There are pervasive gaps in attainment at all levels of education between young people in care and those not in care, and young people in care often leave school with less qualifications. National attainment data shows that 23% of young people who have experienced care in Wales alone obtain five GCSEs (grade A–C), compared to 60% of the total student population.
Educational disadvantage continues into higher education too, with lower rates of university access and completion. It has been reported that only 2% of young people who have been in care enter higher education – compared to about 50% of the general population in Wales. This impacts on their engagement with the labour market later in life too.
Despite government strategies introduced to improve the experiences of children and young people in care, their school lives can still be punctuated with difficulties. But these should not be attributed to individual pupils in a culture of blame.
In fact – although many participants reported positive experiences with teachers and schools – our qualitative research has found that in some cases children and young people are permitted and even encouraged not to succeed academically due to their complex and disrupted home circumstances. This was sometimes an unintended consequence of an attempt to support pupils, but being excused from handing in homework or taking part in lessons has long term negative impacts on academic attainment.
Changing the message
This doesn’t have to be the case. Drawing on a study commissioned by the Welsh government and further consultations with young people, our research team has been working with over 100 children and young people who are or were in care to develop their own #messagestoschools. Collaborating with The Fostering Network and Voices from Care Cymru and with help from the creative industries, we wanted to enable young people in care to voice what they wanted from their teachers, social workers and foster carers to help them succeed in school. We helped them put together an education charter, artwork, film (as below), a music video and accompanying resources to get their messages out there.
Many of the participants told of the problems that came with frequent school moves, placement instability, and lack of access to resources such as computers and books. But we didn’t just focus on academic achievement alone. Another issue that participants spoke about was that they are often made to feel different by teaching staff and pupils, or positioned as problematic. Being labelled as different can lead to a self-fulfilling prophecy for children in care. The children themselves, as well as teachers, can feel that those in care are not destined for educational success.

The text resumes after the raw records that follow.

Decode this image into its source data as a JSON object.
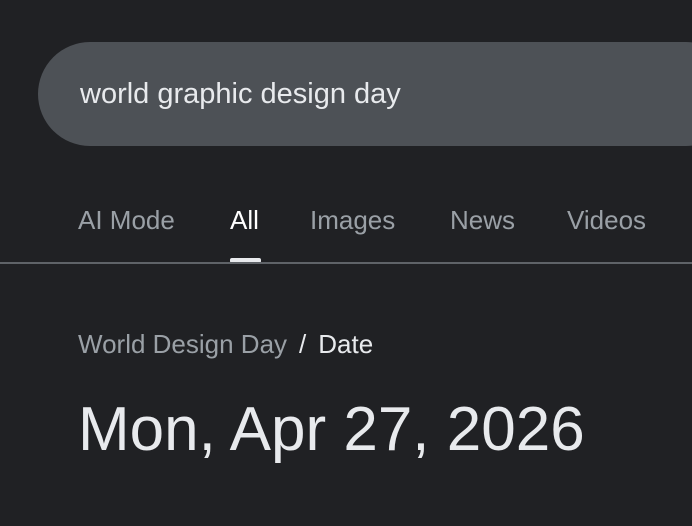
{
  "search": {
    "query": "world graphic design day"
  },
  "tabs": [
    {
      "label": "AI Mode",
      "active": false
    },
    {
      "label": "All",
      "active": true
    },
    {
      "label": "Images",
      "active": false
    },
    {
      "label": "News",
      "active": false
    },
    {
      "label": "Videos",
      "active": false
    }
  ],
  "breadcrumb": {
    "parent": "World Design Day",
    "separator": "/",
    "current": "Date"
  },
  "answer": {
    "value": "Mon, Apr 27, 2026"
  },
  "colors": {
    "background": "#202124",
    "search_box": "#4d5156",
    "text_primary": "#e8eaed",
    "text_secondary": "#9aa0a6"
  }
}
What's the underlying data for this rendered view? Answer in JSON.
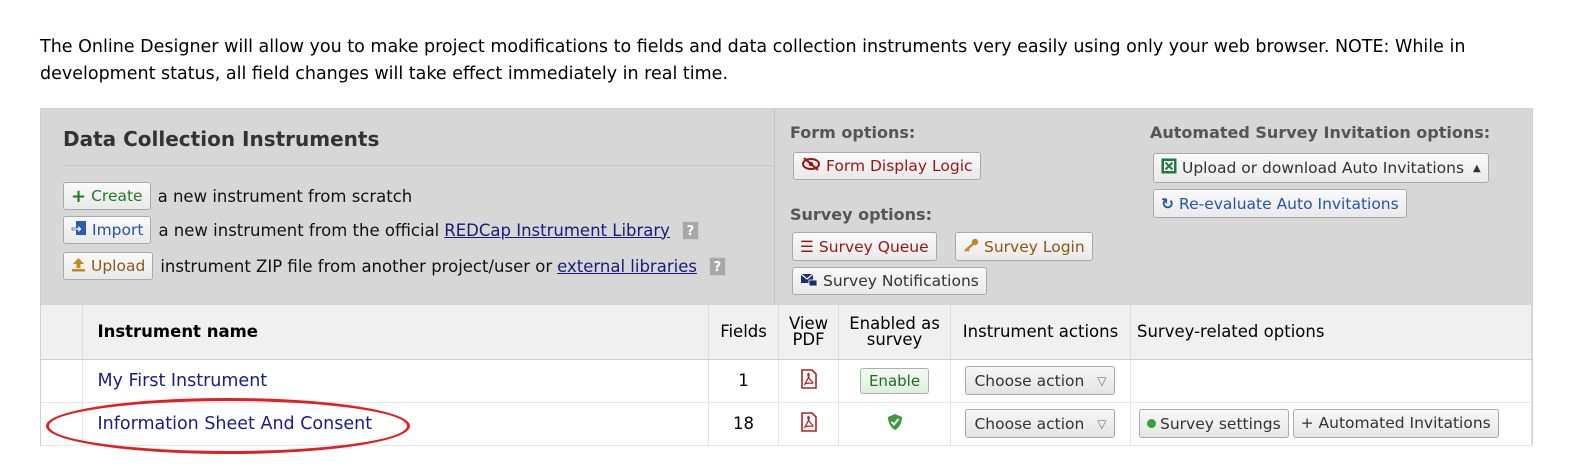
{
  "intro_text": "The Online Designer will allow you to make project modifications to fields and data collection instruments very easily using only your web browser. NOTE: While in development status, all field changes will take effect immediately in real time.",
  "panel": {
    "title": "Data Collection Instruments",
    "create": {
      "icon": "+",
      "label": "Create",
      "text": "a new instrument from scratch"
    },
    "import": {
      "icon": "import-icon",
      "label": "Import",
      "text": "a new instrument from the official",
      "link": "REDCap Instrument Library",
      "help": "?"
    },
    "upload": {
      "icon": "upload-icon",
      "label": "Upload",
      "text": "instrument ZIP file from another project/user or",
      "link": "external libraries",
      "help": "?"
    }
  },
  "form_options": {
    "label": "Form options:",
    "form_display_logic": "Form Display Logic"
  },
  "survey_options": {
    "label": "Survey options:",
    "survey_queue": "Survey Queue",
    "survey_login": "Survey Login",
    "survey_notifications": "Survey Notifications"
  },
  "asi_options": {
    "label": "Automated Survey Invitation options:",
    "upload_download": "Upload or download Auto Invitations",
    "reevaluate": "Re-evaluate Auto Invitations"
  },
  "table": {
    "headers": {
      "name": "Instrument name",
      "fields": "Fields",
      "view_pdf_1": "View",
      "view_pdf_2": "PDF",
      "enabled_1": "Enabled as",
      "enabled_2": "survey",
      "actions": "Instrument actions",
      "survey_related": "Survey-related options"
    },
    "rows": [
      {
        "name": "My First Instrument",
        "fields": "1",
        "enable_label": "Enable",
        "action": "Choose action"
      },
      {
        "name": "Information Sheet And Consent",
        "fields": "18",
        "action": "Choose action",
        "survey_settings": "Survey settings",
        "auto_invitations": "+ Automated Invitations"
      }
    ]
  },
  "colors": {
    "highlight_oval": "#e02020",
    "panel_bg": "#d7d7d7"
  }
}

Our participants told us that they don’t want to be singled out and made to feel different at school, by being taken out of class for meetings with social workers, or by having meetings in rooms at school where they are visible to other students. They have asked that teachers and other practitioners respect their privacy but this is not always followed. Being taken out of a class makes children and young people in care highly visible, and this can lead to unwanted questions from other pupils, creating negative school experiences, and impacting on educational engagement and achievement.
The students we spoke to also felt that they were often underestimated because of their care histories. They wanted teachers to have high expectations for them and support them to achieve their aspirations. When discussing positive experiences at school they talked about teachers who believed in them, recognised their potential, and treated them like the rest of the class, expecting them to engage, do their homework and be like everyone else.
This encouragement and support could also be provided by social workers and foster carers. Having someone that believes in your potential is an invaluable resource for young people in care, as one student now in university told us:
When I’d come home crying because my teacher said I’m not going to be able to do it (my foster carer) used to say no you can, you can, she was really supportive … it kind of just put a little bit of more belief in me [and] made me want to do it that little bit more.
Children and young people in care can do well with the right support. They want to have a voice in their education and they don’t want to be defined by their care status. The start of the school year is the perfect time for change, we just need to listen to what they are saying.